[Material for the task Boundary: Start]

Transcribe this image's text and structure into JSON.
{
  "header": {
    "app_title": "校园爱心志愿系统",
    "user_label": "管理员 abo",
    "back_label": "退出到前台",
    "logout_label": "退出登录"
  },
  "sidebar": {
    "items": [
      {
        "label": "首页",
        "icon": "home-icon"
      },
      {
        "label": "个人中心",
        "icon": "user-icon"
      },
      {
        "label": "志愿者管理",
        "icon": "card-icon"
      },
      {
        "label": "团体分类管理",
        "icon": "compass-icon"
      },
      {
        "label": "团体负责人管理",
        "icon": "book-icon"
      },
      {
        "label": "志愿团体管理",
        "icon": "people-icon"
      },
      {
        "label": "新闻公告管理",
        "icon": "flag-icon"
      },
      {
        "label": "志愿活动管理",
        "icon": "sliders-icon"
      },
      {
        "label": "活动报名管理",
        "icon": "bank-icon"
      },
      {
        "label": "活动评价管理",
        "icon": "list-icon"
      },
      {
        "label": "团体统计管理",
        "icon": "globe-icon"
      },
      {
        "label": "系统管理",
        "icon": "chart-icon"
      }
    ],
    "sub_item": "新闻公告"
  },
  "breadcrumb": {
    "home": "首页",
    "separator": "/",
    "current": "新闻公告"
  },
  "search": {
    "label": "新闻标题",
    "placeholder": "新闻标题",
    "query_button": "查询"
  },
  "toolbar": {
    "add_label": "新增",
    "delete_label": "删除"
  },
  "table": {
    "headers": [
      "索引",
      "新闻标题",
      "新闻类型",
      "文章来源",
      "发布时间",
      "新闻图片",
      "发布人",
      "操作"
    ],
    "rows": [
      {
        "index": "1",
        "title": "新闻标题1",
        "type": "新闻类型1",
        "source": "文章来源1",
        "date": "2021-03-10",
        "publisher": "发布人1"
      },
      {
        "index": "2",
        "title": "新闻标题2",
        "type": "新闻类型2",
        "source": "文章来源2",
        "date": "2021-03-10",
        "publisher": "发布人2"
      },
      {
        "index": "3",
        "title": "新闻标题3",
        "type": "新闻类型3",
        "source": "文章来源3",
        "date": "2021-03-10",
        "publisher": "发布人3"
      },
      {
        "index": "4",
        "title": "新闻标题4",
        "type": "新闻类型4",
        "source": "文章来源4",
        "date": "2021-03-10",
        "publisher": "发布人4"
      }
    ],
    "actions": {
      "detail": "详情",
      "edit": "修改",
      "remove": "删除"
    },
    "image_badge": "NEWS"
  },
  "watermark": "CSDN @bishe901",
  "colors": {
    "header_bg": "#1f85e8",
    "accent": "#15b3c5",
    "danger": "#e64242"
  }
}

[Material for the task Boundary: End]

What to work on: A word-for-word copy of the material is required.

Result for this exercise:
Transcribe this image's text and structure into JSON.
{
  "header": {
    "app_title": "校园爱心志愿系统",
    "user_label": "管理员 abo",
    "back_label": "退出到前台",
    "logout_label": "退出登录"
  },
  "sidebar": {
    "items": [
      {
        "label": "首页",
        "icon": "home-icon"
      },
      {
        "label": "个人中心",
        "icon": "user-icon"
      },
      {
        "label": "志愿者管理",
        "icon": "card-icon"
      },
      {
        "label": "团体分类管理",
        "icon": "compass-icon"
      },
      {
        "label": "团体负责人管理",
        "icon": "book-icon"
      },
      {
        "label": "志愿团体管理",
        "icon": "people-icon"
      },
      {
        "label": "新闻公告管理",
        "icon": "flag-icon"
      },
      {
        "label": "志愿活动管理",
        "icon": "sliders-icon"
      },
      {
        "label": "活动报名管理",
        "icon": "bank-icon"
      },
      {
        "label": "活动评价管理",
        "icon": "list-icon"
      },
      {
        "label": "团体统计管理",
        "icon": "globe-icon"
      },
      {
        "label": "系统管理",
        "icon": "chart-icon"
      }
    ],
    "sub_item": "新闻公告"
  },
  "breadcrumb": {
    "home": "首页",
    "separator": "/",
    "current": "新闻公告"
  },
  "search": {
    "label": "新闻标题",
    "placeholder": "新闻标题",
    "query_button": "查询"
  },
  "toolbar": {
    "add_label": "新增",
    "delete_label": "删除"
  },
  "table": {
    "headers": [
      "索引",
      "新闻标题",
      "新闻类型",
      "文章来源",
      "发布时间",
      "新闻图片",
      "发布人",
      "操作"
    ],
    "rows": [
      {
        "index": "1",
        "title": "新闻标题1",
        "type": "新闻类型1",
        "source": "文章来源1",
        "date": "2021-03-10",
        "publisher": "发布人1"
      },
      {
        "index": "2",
        "title": "新闻标题2",
        "type": "新闻类型2",
        "source": "文章来源2",
        "date": "2021-03-10",
        "publisher": "发布人2"
      },
      {
        "index": "3",
        "title": "新闻标题3",
        "type": "新闻类型3",
        "source": "文章来源3",
        "date": "2021-03-10",
        "publisher": "发布人3"
      },
      {
        "index": "4",
        "title": "新闻标题4",
        "type": "新闻类型4",
        "source": "文章来源4",
        "date": "2021-03-10",
        "publisher": "发布人4"
      }
    ],
    "actions": {
      "detail": "详情",
      "edit": "修改",
      "remove": "删除"
    },
    "image_badge": "NEWS"
  },
  "watermark": "CSDN @bishe901",
  "colors": {
    "header_bg": "#1f85e8",
    "accent": "#15b3c5",
    "danger": "#e64242"
  }
}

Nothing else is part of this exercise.